Todd’s passion for the arts began as a potter, while in college in Mankato, Minnesota. His passion for pottery took him to Silver Dollar City, where he began his employment over 25 years ago. He helped train apprentice crafters at Hillcreek Pottery, and later moved to Hazel’s Blown Glass Factory. His shop is known for its dichroic glass, which is glass with a thin coat of metal that has been applied in a vacuum chamber. His art begins as glass bars that are initially heated in a 2,400 degree furnace. Todd then has a short window of time to form the glass into the beautiful art pieces that are on display in the shop next to the factory. It is an amazing process to watch. Todd loves his work and said, “I know that many of these pieces of me will live on long after I am gone.”
Glass Cutter – George Stiverson
George began his second career as a glass cutter by completing a three year apprenticeship program at the Silver Dollar City Hillside Glass shop. That was over 25 years ago. Over the years he refined his skills and progressed to Senior Craftsmen, and later gained the distinction of Master Craftsmen. George enjoys creating custom glass designs for the guests of SDC as much as the day he started. His creations are considered large scale heirloom designs, but I can attest that they require quite intricate cutting. He says that he “enjoys meeting so many people from all over the world, and every day is unique.”
Furniture Maker – Warren Cook
Handcrafting heirloom quality wood furnishings takes a hand for precision and an eye for detail. Warren Cook has both. He has been crafting fine wood furniture for over 20 years. Working in Silver Dollar City’s traditional 1880’s workshop, Warren uses turn of the century tools including a Baxter & Whitney back knife lathe and a vintage dovetail machine to create impressive home furnishings. His work speaks for itself. His beautiful bookcases, entertainment centers, bedroom sets, dining tables, and other home furnishings can be viewed or purchased in the SDC furniture showroom
Potter – Jeff Walker

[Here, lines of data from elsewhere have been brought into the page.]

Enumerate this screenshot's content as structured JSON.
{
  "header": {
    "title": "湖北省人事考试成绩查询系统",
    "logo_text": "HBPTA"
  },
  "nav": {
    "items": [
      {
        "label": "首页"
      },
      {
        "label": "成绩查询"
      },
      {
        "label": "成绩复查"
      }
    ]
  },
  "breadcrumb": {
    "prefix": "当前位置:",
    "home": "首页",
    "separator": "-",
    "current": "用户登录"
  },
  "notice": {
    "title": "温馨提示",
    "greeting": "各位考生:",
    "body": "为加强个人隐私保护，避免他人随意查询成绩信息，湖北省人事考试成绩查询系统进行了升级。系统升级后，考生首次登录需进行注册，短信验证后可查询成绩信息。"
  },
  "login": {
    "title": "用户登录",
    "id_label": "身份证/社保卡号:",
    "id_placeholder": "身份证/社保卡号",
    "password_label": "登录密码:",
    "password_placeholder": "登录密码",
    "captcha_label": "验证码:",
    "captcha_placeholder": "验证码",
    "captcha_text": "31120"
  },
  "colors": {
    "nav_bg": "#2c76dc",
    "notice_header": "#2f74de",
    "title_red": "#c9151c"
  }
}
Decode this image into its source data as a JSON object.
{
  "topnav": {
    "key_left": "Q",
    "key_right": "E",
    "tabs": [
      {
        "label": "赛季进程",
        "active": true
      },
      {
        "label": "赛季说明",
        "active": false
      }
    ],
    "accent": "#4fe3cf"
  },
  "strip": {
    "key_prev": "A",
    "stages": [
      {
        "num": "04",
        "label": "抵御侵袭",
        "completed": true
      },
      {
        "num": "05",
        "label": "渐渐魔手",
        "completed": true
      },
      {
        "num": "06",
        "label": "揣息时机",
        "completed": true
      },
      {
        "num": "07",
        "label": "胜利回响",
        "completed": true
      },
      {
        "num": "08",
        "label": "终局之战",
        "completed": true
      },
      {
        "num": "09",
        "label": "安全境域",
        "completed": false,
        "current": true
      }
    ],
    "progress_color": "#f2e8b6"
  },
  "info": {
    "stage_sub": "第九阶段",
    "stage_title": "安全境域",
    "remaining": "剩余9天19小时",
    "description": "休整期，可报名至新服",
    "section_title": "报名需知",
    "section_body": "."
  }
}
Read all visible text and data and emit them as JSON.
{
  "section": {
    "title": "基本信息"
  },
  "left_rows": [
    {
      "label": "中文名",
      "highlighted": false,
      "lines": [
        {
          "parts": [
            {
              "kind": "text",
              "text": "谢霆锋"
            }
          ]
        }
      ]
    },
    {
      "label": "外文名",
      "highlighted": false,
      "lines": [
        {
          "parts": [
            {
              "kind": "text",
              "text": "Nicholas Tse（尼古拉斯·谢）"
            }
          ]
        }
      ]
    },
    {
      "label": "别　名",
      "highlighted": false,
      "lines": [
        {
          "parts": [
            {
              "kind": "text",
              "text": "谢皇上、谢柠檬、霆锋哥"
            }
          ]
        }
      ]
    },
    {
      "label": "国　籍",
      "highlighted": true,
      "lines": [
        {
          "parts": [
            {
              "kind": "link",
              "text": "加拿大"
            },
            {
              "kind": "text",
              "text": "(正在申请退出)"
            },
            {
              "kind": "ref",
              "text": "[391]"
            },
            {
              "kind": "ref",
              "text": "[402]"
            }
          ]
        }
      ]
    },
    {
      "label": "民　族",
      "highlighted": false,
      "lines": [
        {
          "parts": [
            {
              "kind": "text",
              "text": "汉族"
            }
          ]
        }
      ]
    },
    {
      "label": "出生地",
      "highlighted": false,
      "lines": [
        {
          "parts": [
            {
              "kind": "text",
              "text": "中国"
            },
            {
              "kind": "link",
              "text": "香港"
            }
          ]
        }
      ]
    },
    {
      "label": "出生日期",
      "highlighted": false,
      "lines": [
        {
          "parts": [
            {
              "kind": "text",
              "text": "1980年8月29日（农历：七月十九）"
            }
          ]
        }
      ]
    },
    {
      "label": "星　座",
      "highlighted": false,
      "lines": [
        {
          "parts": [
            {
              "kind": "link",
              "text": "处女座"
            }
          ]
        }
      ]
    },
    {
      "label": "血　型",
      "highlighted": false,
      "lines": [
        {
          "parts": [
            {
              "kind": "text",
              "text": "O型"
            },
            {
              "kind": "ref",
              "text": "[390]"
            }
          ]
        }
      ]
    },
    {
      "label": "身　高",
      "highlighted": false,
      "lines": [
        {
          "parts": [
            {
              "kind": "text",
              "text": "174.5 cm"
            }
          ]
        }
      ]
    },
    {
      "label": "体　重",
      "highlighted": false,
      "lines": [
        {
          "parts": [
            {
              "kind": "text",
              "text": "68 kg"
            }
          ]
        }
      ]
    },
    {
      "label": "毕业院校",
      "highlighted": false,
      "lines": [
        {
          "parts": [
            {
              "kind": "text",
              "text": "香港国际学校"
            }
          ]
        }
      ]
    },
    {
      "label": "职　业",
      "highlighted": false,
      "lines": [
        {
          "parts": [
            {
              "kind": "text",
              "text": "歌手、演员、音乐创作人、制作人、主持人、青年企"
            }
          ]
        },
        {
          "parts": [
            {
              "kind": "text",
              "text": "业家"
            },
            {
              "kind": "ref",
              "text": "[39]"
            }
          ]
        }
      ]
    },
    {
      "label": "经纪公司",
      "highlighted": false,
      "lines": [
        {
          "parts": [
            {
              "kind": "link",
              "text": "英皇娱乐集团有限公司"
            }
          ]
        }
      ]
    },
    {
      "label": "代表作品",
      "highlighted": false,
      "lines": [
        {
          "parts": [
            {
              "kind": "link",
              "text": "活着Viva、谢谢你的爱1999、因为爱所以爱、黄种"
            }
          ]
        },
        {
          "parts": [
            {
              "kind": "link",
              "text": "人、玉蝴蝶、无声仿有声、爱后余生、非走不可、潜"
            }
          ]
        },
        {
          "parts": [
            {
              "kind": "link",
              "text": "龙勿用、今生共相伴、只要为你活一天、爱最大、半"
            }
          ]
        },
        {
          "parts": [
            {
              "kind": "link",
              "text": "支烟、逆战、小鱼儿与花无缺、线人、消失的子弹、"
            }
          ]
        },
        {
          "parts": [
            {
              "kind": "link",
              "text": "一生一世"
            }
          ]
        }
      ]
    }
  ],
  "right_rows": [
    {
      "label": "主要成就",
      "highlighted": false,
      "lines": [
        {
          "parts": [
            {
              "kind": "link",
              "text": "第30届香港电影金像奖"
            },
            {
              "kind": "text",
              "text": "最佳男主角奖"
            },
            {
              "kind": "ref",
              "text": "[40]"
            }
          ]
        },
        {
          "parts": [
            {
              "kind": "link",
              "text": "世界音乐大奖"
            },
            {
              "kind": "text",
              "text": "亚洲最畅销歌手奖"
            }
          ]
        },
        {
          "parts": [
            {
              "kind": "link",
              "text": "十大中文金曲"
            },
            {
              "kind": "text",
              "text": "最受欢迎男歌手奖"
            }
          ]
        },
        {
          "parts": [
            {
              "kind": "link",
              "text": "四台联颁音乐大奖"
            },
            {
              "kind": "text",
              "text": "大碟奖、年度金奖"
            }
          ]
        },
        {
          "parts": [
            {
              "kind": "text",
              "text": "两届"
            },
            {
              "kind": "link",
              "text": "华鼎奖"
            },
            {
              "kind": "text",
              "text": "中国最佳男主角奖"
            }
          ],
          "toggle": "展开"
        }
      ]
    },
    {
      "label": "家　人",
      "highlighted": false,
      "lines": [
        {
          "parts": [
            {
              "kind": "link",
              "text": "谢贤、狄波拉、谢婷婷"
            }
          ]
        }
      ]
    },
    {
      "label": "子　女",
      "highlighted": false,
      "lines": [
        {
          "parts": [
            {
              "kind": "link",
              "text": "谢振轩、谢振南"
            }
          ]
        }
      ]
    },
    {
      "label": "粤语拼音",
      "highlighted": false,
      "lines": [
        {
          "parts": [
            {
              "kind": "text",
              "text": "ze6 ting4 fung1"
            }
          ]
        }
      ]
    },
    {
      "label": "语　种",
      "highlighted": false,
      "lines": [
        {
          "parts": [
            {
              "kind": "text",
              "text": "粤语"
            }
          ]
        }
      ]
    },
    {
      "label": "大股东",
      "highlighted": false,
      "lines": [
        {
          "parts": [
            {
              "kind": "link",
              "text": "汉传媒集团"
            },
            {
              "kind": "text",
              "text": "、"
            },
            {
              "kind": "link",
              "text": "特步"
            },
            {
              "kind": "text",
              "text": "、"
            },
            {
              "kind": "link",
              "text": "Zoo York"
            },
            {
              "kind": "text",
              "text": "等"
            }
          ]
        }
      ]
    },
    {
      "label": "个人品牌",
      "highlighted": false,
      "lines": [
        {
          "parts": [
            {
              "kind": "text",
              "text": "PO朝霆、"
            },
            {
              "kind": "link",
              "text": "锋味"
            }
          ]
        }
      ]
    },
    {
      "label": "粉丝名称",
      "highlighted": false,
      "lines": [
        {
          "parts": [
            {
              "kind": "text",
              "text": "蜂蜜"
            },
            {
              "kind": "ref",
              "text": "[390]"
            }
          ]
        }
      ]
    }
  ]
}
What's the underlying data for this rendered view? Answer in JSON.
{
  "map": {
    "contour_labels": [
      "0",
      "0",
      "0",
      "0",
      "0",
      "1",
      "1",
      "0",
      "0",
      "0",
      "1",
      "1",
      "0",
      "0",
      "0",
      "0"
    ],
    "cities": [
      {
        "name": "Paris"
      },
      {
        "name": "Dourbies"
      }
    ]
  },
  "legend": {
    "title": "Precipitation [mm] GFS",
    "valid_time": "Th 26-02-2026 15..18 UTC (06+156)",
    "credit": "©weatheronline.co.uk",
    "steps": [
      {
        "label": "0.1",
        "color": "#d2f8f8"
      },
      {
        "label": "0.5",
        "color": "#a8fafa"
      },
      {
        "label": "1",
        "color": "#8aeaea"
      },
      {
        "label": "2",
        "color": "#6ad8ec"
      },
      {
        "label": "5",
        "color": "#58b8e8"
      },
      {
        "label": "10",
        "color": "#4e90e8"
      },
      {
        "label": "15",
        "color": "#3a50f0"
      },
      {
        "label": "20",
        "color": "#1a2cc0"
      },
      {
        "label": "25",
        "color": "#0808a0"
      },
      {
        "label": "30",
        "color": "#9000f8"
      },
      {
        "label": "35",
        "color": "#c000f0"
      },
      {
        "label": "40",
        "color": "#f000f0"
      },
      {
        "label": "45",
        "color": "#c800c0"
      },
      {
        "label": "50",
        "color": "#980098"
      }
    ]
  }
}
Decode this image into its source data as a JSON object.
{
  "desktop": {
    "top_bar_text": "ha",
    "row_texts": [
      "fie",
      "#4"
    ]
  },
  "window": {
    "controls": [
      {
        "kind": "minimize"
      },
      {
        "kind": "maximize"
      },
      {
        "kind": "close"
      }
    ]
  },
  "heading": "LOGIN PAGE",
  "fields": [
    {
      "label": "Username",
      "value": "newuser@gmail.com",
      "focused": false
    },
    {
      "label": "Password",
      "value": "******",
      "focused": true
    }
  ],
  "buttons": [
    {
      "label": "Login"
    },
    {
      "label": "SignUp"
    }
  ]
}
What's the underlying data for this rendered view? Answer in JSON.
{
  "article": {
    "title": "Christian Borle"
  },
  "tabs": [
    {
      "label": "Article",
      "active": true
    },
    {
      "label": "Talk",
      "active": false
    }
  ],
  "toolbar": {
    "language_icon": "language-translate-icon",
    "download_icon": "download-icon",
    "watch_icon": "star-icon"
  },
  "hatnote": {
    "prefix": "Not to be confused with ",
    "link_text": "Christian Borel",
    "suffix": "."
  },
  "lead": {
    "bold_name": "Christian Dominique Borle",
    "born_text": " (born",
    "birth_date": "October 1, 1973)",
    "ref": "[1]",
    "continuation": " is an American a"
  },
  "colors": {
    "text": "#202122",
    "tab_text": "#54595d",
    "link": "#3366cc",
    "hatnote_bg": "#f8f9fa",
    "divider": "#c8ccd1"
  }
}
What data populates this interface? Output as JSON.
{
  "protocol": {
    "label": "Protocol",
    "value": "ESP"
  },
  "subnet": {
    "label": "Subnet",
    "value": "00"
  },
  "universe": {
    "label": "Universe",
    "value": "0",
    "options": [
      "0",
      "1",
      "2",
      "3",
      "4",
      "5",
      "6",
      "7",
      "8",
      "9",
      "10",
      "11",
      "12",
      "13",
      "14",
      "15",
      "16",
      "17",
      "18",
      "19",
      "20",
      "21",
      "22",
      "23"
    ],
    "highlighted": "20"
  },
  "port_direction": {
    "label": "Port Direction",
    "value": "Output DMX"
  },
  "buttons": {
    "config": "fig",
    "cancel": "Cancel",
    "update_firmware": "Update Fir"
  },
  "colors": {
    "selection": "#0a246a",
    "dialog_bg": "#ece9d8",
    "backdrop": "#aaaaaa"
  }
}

Jeff Walker is one of the newest master craftsmen at Silver Dollar City. He came to SDC in 2010 from Kansas City, where he owned his own pottery studio. Jeff had shown his pottery at the annual National Harvest Festival for many years prior to joining SDC full time. His artistic influence on the Hillcreek Pottery shop became immediately evident with his unique shapes and uses of glazes. There are many elements necessary to convert the 30 tons of clay that Hillcreek Pottery uses annually into works of art. It takes 3 or more weeks to complete many pieces. The pieces that Jeff creates must be fired in ovens at 2,400 degrees to fuse the clay, the glass, and the glaze. Jeff enjoys making pottery that people can use every day. He said, “Art is something that should enrich our daily lives,” and his art will definitely accomplish his mission.
Candle maker – Gene Evans
The long time master candle maker Joyce “Cricket” Huth has retired and passed the torch, or wick may be more appropriate, to Gene Evans. Gene has been visiting SDC since it opened 50 years ago, and began his employment with SDC 11 years ago as a leather maker. When the opportunity arose to learn the candle making trade from “Cricket”, Gene jumped on it. He has loved every minute of his work at SDC. He especially likes working with his store manager, Carrie Payne, though he said that “she can be a true pain at times” (with a big laugh). Carrie has worked at SDC since she was 13 years old and said that SDC is the best place to work imaginable. Together, Gene and Carrie make Carries Candles a shop that you will not want to miss.
Culinary Arts- Debbie Dance Uhrig
Debbie is Silver Dollar City’s Master Craftsmen of the Culinary Arts. She regularly conducts cooking classes at the Culinary & Craft School. Her engaging personality and cheerful smile makes her a perfect choice for the role. She has a Masters Degree in Education and is a renowned culinary writer. She authored the cookbook, “Simply Yours”, and has contributed articles to many newspapers as well. She has a love of food and especially appreciates great down-home style comfort foods.